Combined with the sheer scale of these melodramatic boss battles, Sonic’s adventures are largely a solitary experience. For the occasional interactions with his friends and a mischievous AI character, our hero will go it alone. This, combined with the minimalist musical score, creates a contemplative tone that I quite like even though it seems counterintuitive to the series’ theme of speed.
This tone is more suitable for a sad story. The green hedgehog of the same name is still the same fun speed racer. But with a plot revolving around a mysterious species that seems to have long since struck tragedy, this story is the most mature Sonic ever in the game, and for the most part it works. The story follows some of the best character moments and contextual recalls in series history; From Sonic 3 to Sonic Forces, die-hard fans will love the references the characters make in their previous adventures. I won’t spoil the conversation, but a conversation Sonic had with a friend about personal growth was as heartfelt as the franchise has ever been.

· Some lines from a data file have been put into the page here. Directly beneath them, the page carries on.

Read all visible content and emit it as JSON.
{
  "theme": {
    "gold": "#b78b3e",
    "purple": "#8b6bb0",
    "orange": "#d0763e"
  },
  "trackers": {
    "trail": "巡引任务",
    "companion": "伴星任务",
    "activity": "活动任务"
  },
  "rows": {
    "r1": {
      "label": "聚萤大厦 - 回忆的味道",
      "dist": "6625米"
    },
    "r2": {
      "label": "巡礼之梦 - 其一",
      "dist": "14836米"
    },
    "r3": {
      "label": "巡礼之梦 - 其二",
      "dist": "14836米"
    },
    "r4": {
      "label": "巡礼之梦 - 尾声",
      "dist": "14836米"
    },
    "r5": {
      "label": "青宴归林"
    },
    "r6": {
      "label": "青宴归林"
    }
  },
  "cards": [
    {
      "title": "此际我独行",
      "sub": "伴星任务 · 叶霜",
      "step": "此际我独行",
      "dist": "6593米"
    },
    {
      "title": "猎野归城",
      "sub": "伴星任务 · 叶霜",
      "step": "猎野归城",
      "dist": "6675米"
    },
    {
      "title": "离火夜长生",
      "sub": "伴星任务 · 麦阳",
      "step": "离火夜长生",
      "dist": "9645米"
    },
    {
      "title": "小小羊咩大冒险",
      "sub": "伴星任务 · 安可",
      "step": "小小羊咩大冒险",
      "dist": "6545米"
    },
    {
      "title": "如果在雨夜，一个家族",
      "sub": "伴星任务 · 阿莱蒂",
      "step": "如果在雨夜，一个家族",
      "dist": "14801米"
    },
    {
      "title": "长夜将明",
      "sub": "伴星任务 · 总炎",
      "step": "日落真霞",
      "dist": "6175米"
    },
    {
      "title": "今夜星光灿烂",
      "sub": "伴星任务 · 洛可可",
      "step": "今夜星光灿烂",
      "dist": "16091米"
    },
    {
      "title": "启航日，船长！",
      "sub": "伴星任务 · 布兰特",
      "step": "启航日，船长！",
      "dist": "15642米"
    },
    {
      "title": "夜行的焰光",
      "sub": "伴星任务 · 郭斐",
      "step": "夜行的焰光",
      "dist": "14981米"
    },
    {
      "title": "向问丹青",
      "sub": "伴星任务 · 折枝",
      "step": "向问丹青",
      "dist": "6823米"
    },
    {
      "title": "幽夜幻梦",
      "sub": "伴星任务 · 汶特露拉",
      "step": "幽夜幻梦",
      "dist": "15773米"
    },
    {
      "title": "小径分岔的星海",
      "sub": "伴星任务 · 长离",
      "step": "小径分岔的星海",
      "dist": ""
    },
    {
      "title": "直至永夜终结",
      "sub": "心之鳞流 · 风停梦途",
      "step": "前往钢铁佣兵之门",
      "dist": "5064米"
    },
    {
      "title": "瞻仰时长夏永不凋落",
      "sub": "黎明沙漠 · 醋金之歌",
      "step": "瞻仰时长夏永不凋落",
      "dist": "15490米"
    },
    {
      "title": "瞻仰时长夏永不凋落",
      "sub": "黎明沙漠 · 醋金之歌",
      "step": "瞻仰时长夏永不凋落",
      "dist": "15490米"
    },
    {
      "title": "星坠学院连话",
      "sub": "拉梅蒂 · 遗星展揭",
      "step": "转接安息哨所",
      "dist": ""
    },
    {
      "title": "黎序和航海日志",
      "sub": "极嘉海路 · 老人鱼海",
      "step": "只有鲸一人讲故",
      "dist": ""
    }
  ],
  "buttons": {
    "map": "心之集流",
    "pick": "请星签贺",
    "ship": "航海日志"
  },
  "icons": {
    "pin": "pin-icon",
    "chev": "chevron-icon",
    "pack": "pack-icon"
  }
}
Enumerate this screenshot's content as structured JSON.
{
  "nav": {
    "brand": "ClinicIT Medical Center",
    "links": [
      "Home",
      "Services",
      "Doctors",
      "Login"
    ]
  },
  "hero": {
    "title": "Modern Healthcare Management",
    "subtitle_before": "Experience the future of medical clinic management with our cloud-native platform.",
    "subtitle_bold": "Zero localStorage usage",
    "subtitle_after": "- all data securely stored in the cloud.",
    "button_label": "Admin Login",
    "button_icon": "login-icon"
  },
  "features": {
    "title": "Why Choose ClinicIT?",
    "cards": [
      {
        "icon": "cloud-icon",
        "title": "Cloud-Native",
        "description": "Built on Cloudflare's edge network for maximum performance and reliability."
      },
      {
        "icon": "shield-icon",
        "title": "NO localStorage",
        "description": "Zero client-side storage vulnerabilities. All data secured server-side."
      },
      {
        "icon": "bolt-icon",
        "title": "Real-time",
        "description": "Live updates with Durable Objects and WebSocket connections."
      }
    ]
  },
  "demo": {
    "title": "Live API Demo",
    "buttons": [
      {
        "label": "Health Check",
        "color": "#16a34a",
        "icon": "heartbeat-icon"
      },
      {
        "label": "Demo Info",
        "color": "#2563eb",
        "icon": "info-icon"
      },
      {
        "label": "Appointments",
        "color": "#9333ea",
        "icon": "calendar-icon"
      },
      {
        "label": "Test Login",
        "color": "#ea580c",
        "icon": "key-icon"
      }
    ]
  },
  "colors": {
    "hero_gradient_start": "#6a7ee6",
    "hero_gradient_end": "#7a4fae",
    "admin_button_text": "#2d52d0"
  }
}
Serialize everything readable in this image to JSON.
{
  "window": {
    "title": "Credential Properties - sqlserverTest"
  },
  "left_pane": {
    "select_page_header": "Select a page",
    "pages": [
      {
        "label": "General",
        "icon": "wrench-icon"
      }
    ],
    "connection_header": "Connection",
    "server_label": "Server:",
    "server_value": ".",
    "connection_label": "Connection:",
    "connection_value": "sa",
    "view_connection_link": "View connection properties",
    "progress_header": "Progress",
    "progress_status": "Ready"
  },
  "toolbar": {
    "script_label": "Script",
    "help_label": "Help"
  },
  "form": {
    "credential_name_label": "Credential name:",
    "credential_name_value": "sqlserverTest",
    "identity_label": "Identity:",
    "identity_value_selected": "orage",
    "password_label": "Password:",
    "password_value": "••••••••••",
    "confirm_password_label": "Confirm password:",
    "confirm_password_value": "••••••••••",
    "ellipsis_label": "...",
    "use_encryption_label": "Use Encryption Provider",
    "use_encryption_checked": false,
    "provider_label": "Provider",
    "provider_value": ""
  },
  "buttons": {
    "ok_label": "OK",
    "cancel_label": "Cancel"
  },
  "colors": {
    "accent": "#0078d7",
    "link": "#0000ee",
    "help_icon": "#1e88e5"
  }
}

Despite its rough surroundings, Sonic Frontiers is the best 3D Sonic game in years. This first attempt at the open-area concept is an admirable one and I can’t wait to see how Sonic Team repeats this formula in future entries, but it’s clearly not the final form. end of the formula. For now, Sonic Frontiers is a solid first foray into a brave new world for Sega’s speed mascot.